(Dataset rows for apps and sites)
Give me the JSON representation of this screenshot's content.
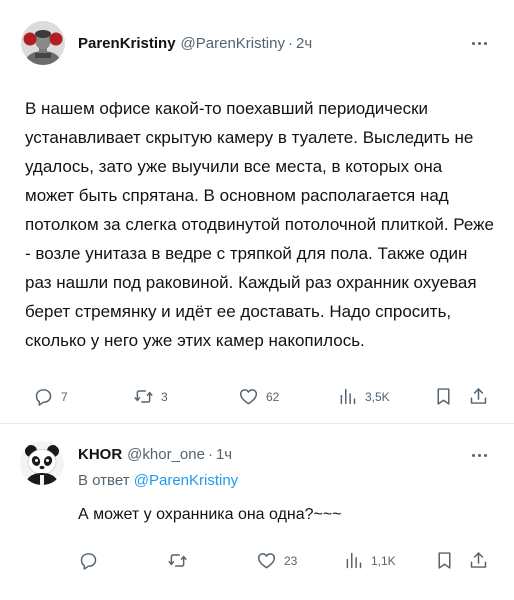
{
  "main_tweet": {
    "display_name": "ParenKristiny",
    "handle": "@ParenKristiny",
    "separator": "·",
    "time": "2ч",
    "text": "В нашем офисе какой-то поехавший периодически устанавливает скрытую камеру в туалете. Выследить не удалось, зато уже выучили все места, в которых она может быть спрятана. В основном располагается над потолком за слегка отодвинутой потолочной плиткой. Реже - возле унитаза в ведре с тряпкой для пола. Также один раз нашли под раковиной. Каждый раз охранник охуевая берет стремянку и идёт ее доставать. Надо спросить, сколько у него уже этих камер накопилось.",
    "replies": "7",
    "retweets": "3",
    "likes": "62",
    "views": "3,5K",
    "icons": [
      "reply-icon",
      "retweet-icon",
      "like-icon",
      "views-icon",
      "bookmark-icon",
      "share-icon",
      "more-icon"
    ]
  },
  "reply_tweet": {
    "display_name": "KHOR",
    "handle": "@khor_one",
    "separator": "·",
    "time": "1ч",
    "reply_prefix": "В ответ",
    "reply_mention": "@ParenKristiny",
    "text": "А может у охранника она одна?~~~",
    "likes": "23",
    "views": "1,1K"
  },
  "colors": {
    "text": "#0f1419",
    "secondary": "#536471",
    "accent": "#1d9bf0",
    "divider": "#e7e9ea"
  }
}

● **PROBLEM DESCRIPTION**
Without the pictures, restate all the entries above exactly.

● **WORKED SOLUTION**
Give me the JSON representation of this screenshot's content.
{
  "main_tweet": {
    "display_name": "ParenKristiny",
    "handle": "@ParenKristiny",
    "separator": "·",
    "time": "2ч",
    "text": "В нашем офисе какой-то поехавший периодически устанавливает скрытую камеру в туалете. Выследить не удалось, зато уже выучили все места, в которых она может быть спрятана. В основном располагается над потолком за слегка отодвинутой потолочной плиткой. Реже - возле унитаза в ведре с тряпкой для пола. Также один раз нашли под раковиной. Каждый раз охранник охуевая берет стремянку и идёт ее доставать. Надо спросить, сколько у него уже этих камер накопилось.",
    "replies": "7",
    "retweets": "3",
    "likes": "62",
    "views": "3,5K",
    "icons": [
      "reply-icon",
      "retweet-icon",
      "like-icon",
      "views-icon",
      "bookmark-icon",
      "share-icon",
      "more-icon"
    ]
  },
  "reply_tweet": {
    "display_name": "KHOR",
    "handle": "@khor_one",
    "separator": "·",
    "time": "1ч",
    "reply_prefix": "В ответ",
    "reply_mention": "@ParenKristiny",
    "text": "А может у охранника она одна?~~~",
    "likes": "23",
    "views": "1,1K"
  },
  "colors": {
    "text": "#0f1419",
    "secondary": "#536471",
    "accent": "#1d9bf0",
    "divider": "#e7e9ea"
  }
}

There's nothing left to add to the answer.